(Component data from apps and pages)
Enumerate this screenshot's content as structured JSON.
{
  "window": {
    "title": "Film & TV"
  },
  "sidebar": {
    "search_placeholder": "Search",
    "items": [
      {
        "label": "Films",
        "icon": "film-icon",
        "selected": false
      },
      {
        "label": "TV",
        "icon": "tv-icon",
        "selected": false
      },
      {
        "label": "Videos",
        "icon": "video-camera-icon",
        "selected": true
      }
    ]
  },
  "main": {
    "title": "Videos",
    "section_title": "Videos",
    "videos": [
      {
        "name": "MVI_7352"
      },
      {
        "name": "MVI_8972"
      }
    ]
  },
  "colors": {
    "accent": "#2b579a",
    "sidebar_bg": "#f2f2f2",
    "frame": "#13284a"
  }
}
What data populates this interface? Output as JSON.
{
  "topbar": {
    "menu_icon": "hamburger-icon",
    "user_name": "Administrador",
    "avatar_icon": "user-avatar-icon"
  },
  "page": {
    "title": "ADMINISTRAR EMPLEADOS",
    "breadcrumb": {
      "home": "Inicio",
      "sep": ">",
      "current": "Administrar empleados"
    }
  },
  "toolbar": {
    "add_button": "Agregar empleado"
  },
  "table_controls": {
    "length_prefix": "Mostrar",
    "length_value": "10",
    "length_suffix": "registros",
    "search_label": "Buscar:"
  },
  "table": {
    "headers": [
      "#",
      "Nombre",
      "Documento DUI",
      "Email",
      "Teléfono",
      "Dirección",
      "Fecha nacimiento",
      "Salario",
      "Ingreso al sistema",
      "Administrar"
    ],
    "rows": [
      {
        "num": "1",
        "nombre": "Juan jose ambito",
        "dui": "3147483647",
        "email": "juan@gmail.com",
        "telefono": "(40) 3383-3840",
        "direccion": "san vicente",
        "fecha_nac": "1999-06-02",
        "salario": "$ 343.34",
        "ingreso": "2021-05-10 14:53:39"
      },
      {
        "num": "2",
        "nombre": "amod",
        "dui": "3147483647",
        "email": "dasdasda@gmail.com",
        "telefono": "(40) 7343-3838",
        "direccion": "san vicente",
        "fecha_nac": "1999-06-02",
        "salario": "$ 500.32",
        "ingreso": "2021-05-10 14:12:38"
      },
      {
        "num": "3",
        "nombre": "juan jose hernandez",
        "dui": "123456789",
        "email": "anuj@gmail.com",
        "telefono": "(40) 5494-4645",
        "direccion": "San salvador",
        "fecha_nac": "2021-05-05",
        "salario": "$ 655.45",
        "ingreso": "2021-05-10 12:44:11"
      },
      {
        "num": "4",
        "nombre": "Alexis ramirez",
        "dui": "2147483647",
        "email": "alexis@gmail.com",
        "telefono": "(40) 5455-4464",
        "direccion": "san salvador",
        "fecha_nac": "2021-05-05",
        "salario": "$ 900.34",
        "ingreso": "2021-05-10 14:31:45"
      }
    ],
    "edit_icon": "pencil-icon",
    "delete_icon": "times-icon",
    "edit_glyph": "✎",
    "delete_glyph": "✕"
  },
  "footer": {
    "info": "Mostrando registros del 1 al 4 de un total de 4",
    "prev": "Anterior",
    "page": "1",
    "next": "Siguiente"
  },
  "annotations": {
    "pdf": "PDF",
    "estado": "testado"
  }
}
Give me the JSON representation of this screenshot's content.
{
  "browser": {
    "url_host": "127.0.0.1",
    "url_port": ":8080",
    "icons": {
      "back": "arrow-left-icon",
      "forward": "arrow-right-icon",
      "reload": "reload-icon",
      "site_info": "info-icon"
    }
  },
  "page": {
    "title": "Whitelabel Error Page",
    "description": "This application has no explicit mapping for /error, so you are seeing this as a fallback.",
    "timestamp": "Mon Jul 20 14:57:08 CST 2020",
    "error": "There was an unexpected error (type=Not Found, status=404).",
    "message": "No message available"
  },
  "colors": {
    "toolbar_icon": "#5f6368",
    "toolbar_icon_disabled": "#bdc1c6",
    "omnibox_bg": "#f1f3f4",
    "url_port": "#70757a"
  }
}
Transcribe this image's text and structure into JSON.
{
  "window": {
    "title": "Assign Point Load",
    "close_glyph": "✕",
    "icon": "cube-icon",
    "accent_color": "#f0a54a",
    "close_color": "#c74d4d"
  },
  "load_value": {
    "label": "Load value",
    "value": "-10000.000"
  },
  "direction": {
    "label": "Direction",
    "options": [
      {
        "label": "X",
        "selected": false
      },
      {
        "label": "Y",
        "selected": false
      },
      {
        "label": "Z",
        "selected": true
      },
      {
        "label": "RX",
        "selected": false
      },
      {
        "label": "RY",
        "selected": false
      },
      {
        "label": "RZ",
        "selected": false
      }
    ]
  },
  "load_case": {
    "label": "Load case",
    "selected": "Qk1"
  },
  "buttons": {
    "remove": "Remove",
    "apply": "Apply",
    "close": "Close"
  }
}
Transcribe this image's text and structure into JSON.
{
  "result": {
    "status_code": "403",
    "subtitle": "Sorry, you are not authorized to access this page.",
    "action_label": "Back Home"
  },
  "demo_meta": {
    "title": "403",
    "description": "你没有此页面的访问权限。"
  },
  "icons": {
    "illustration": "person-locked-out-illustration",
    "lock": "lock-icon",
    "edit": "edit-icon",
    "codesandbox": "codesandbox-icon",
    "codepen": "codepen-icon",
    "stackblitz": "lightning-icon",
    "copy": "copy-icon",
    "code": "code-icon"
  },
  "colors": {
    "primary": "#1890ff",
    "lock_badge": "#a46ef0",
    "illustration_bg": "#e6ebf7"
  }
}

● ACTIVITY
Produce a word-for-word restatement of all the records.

● RESULT OF THE TASK
Enumerate this screenshot's content as structured JSON.
{
  "window": {
    "title": "Film & TV"
  },
  "sidebar": {
    "search_placeholder": "Search",
    "items": [
      {
        "label": "Films",
        "icon": "film-icon",
        "selected": false
      },
      {
        "label": "TV",
        "icon": "tv-icon",
        "selected": false
      },
      {
        "label": "Videos",
        "icon": "video-camera-icon",
        "selected": true
      }
    ]
  },
  "main": {
    "title": "Videos",
    "section_title": "Videos",
    "videos": [
      {
        "name": "MVI_7352"
      },
      {
        "name": "MVI_8972"
      }
    ]
  },
  "colors": {
    "accent": "#2b579a",
    "sidebar_bg": "#f2f2f2",
    "frame": "#13284a"
  }
}
What data populates this interface? Output as JSON.
{
  "topbar": {
    "menu_icon": "hamburger-icon",
    "user_name": "Administrador",
    "avatar_icon": "user-avatar-icon"
  },
  "page": {
    "title": "ADMINISTRAR EMPLEADOS",
    "breadcrumb": {
      "home": "Inicio",
      "sep": ">",
      "current": "Administrar empleados"
    }
  },
  "toolbar": {
    "add_button": "Agregar empleado"
  },
  "table_controls": {
    "length_prefix": "Mostrar",
    "length_value": "10",
    "length_suffix": "registros",
    "search_label": "Buscar:"
  },
  "table": {
    "headers": [
      "#",
      "Nombre",
      "Documento DUI",
      "Email",
      "Teléfono",
      "Dirección",
      "Fecha nacimiento",
      "Salario",
      "Ingreso al sistema",
      "Administrar"
    ],
    "rows": [
      {
        "num": "1",
        "nombre": "Juan jose ambito",
        "dui": "3147483647",
        "email": "juan@gmail.com",
        "telefono": "(40) 3383-3840",
        "direccion": "san vicente",
        "fecha_nac": "1999-06-02",
        "salario": "$ 343.34",
        "ingreso": "2021-05-10 14:53:39"
      },
      {
        "num": "2",
        "nombre": "amod",
        "dui": "3147483647",
        "email": "dasdasda@gmail.com",
        "telefono": "(40) 7343-3838",
        "direccion": "san vicente",
        "fecha_nac": "1999-06-02",
        "salario": "$ 500.32",
        "ingreso": "2021-05-10 14:12:38"
      },
      {
        "num": "3",
        "nombre": "juan jose hernandez",
        "dui": "123456789",
        "email": "anuj@gmail.com",
        "telefono": "(40) 5494-4645",
        "direccion": "San salvador",
        "fecha_nac": "2021-05-05",
        "salario": "$ 655.45",
        "ingreso": "2021-05-10 12:44:11"
      },
      {
        "num": "4",
        "nombre": "Alexis ramirez",
        "dui": "2147483647",
        "email": "alexis@gmail.com",
        "telefono": "(40) 5455-4464",
        "direccion": "san salvador",
        "fecha_nac": "2021-05-05",
        "salario": "$ 900.34",
        "ingreso": "2021-05-10 14:31:45"
      }
    ],
    "edit_icon": "pencil-icon",
    "delete_icon": "times-icon",
    "edit_glyph": "✎",
    "delete_glyph": "✕"
  },
  "footer": {
    "info": "Mostrando registros del 1 al 4 de un total de 4",
    "prev": "Anterior",
    "page": "1",
    "next": "Siguiente"
  },
  "annotations": {
    "pdf": "PDF",
    "estado": "testado"
  }
}
Give me the JSON representation of this screenshot's content.
{
  "browser": {
    "url_host": "127.0.0.1",
    "url_port": ":8080",
    "icons": {
      "back": "arrow-left-icon",
      "forward": "arrow-right-icon",
      "reload": "reload-icon",
      "site_info": "info-icon"
    }
  },
  "page": {
    "title": "Whitelabel Error Page",
    "description": "This application has no explicit mapping for /error, so you are seeing this as a fallback.",
    "timestamp": "Mon Jul 20 14:57:08 CST 2020",
    "error": "There was an unexpected error (type=Not Found, status=404).",
    "message": "No message available"
  },
  "colors": {
    "toolbar_icon": "#5f6368",
    "toolbar_icon_disabled": "#bdc1c6",
    "omnibox_bg": "#f1f3f4",
    "url_port": "#70757a"
  }
}
Transcribe this image's text and structure into JSON.
{
  "window": {
    "title": "Assign Point Load",
    "close_glyph": "✕",
    "icon": "cube-icon",
    "accent_color": "#f0a54a",
    "close_color": "#c74d4d"
  },
  "load_value": {
    "label": "Load value",
    "value": "-10000.000"
  },
  "direction": {
    "label": "Direction",
    "options": [
      {
        "label": "X",
        "selected": false
      },
      {
        "label": "Y",
        "selected": false
      },
      {
        "label": "Z",
        "selected": true
      },
      {
        "label": "RX",
        "selected": false
      },
      {
        "label": "RY",
        "selected": false
      },
      {
        "label": "RZ",
        "selected": false
      }
    ]
  },
  "load_case": {
    "label": "Load case",
    "selected": "Qk1"
  },
  "buttons": {
    "remove": "Remove",
    "apply": "Apply",
    "close": "Close"
  }
}
Transcribe this image's text and structure into JSON.
{
  "result": {
    "status_code": "403",
    "subtitle": "Sorry, you are not authorized to access this page.",
    "action_label": "Back Home"
  },
  "demo_meta": {
    "title": "403",
    "description": "你没有此页面的访问权限。"
  },
  "icons": {
    "illustration": "person-locked-out-illustration",
    "lock": "lock-icon",
    "edit": "edit-icon",
    "codesandbox": "codesandbox-icon",
    "codepen": "codepen-icon",
    "stackblitz": "lightning-icon",
    "copy": "copy-icon",
    "code": "code-icon"
  },
  "colors": {
    "primary": "#1890ff",
    "lock_badge": "#a46ef0",
    "illustration_bg": "#e6ebf7"
  }
}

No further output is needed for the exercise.